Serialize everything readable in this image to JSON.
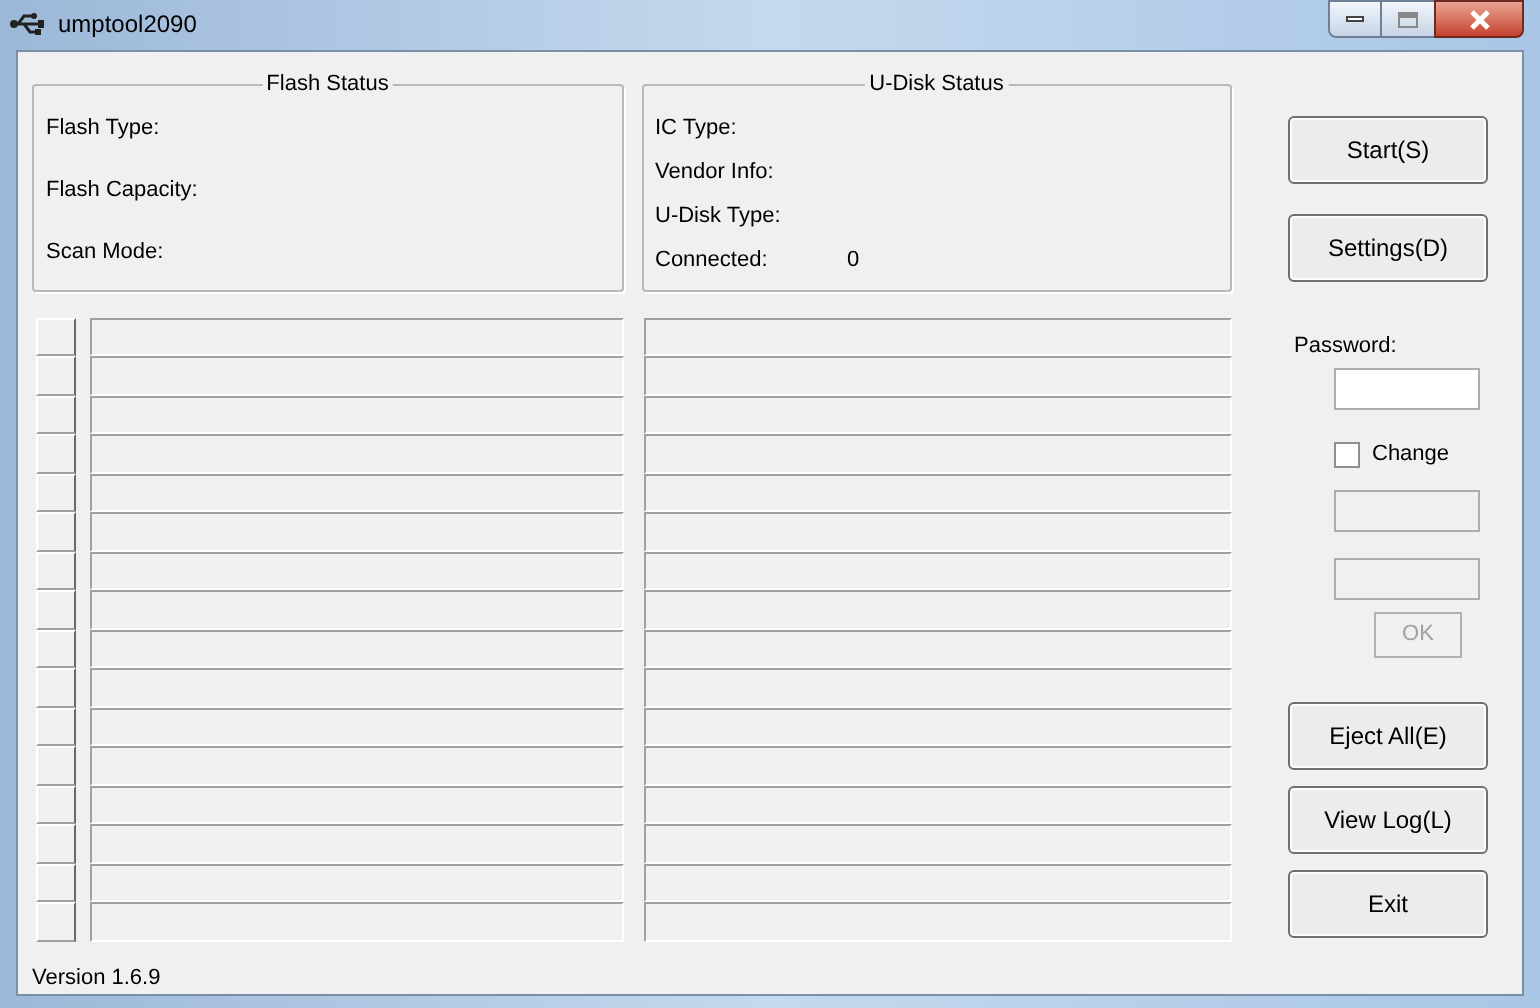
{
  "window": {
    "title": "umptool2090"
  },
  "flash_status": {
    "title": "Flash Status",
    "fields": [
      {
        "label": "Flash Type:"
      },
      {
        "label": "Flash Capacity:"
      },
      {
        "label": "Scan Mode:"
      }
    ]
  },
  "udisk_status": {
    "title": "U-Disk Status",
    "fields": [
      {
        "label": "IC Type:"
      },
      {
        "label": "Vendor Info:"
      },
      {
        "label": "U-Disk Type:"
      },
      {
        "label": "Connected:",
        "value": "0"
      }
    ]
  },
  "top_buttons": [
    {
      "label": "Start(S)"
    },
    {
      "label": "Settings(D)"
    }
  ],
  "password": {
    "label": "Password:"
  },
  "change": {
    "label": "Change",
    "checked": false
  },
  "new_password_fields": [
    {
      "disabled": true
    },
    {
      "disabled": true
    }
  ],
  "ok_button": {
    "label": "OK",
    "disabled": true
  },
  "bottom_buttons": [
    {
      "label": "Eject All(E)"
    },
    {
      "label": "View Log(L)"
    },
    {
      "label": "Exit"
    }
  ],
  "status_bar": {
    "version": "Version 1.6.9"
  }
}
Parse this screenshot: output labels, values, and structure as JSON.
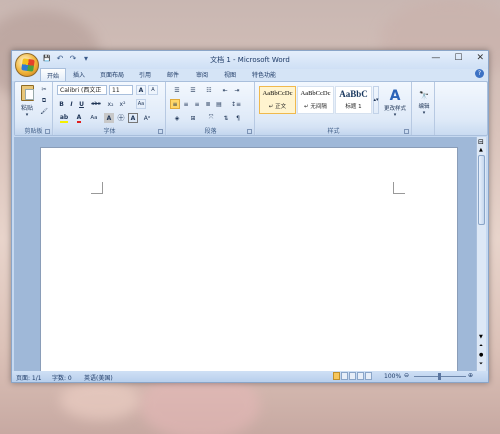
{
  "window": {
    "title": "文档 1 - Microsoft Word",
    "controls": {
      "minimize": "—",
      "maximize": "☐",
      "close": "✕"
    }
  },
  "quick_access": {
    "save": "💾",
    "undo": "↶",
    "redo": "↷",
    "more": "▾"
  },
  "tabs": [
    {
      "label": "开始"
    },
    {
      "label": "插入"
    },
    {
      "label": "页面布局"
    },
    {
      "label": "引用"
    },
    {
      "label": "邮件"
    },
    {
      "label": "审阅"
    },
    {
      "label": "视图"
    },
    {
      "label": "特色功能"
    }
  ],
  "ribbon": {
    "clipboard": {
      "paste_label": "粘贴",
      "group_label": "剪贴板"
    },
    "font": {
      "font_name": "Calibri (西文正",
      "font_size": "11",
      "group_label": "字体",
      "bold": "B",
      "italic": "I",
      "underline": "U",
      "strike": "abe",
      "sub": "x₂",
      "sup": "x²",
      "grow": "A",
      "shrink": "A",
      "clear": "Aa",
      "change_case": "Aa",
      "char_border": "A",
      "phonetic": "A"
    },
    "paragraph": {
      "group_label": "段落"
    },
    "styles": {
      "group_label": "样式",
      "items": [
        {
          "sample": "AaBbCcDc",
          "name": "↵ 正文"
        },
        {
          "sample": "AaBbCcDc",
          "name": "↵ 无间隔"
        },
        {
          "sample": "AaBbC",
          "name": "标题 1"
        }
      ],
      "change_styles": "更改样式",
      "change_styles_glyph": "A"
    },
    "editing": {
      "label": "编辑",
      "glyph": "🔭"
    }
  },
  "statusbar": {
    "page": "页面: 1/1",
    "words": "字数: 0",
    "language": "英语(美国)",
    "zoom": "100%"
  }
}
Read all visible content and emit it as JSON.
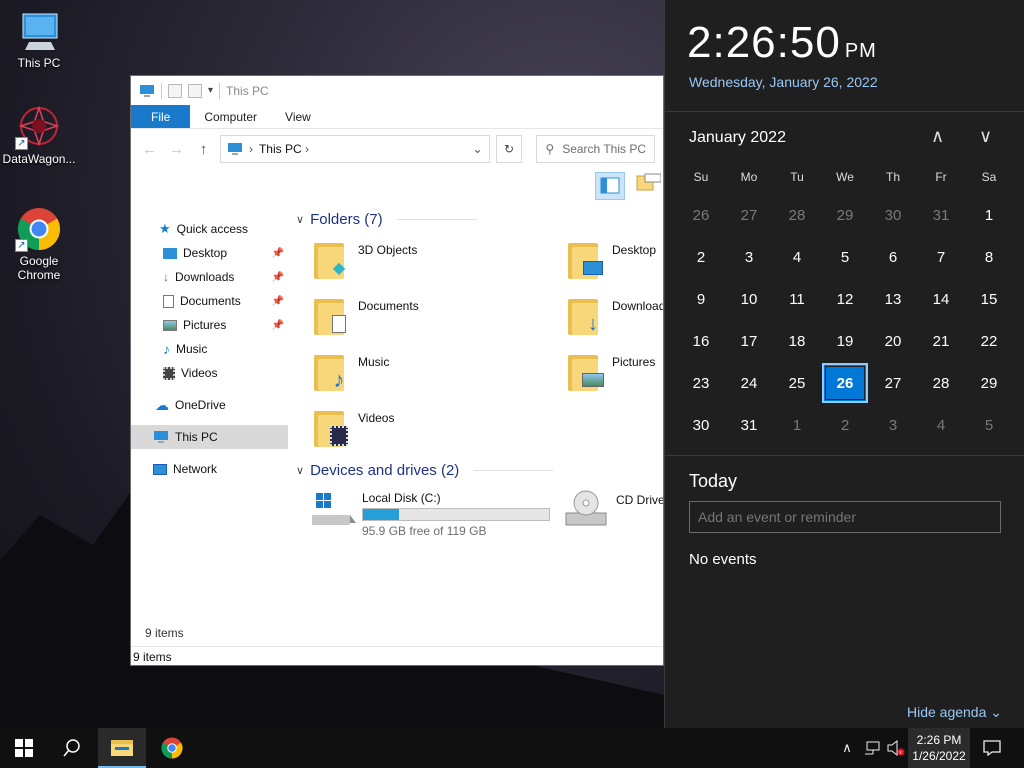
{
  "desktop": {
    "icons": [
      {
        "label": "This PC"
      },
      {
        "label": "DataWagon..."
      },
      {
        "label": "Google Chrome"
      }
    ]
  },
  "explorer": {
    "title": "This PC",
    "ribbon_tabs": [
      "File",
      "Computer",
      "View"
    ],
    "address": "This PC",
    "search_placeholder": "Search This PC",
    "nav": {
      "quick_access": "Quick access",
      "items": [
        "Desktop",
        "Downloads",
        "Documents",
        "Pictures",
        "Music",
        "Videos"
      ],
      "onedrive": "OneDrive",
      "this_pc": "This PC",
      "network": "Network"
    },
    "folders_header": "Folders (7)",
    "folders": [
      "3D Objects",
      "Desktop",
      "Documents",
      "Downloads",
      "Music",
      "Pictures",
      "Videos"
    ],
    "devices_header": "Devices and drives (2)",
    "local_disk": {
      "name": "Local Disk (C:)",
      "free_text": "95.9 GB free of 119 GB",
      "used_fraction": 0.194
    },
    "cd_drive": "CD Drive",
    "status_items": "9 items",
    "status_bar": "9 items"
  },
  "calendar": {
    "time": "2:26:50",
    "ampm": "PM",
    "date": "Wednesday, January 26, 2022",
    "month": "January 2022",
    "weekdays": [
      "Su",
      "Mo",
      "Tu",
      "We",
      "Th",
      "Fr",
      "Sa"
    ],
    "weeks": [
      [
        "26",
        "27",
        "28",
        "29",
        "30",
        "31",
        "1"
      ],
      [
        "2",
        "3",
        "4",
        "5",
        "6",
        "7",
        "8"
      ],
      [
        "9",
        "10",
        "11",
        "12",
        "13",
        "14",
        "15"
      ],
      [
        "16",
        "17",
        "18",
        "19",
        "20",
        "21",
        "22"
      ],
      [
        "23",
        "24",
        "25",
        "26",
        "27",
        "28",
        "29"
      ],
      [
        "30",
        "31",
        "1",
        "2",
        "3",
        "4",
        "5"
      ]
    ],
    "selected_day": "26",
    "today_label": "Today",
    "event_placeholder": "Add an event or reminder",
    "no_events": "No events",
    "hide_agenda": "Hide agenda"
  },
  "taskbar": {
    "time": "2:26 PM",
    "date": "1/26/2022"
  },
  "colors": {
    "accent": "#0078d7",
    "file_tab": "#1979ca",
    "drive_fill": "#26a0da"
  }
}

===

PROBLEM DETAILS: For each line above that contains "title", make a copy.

SOLUTION TO THE PROBLEM:
    "title": "umptool2090"
    "title": "Flash Status",
    "title": "U-Disk Status",
    "title": "文档 1 - Microsoft Word",
    "title": "This PC",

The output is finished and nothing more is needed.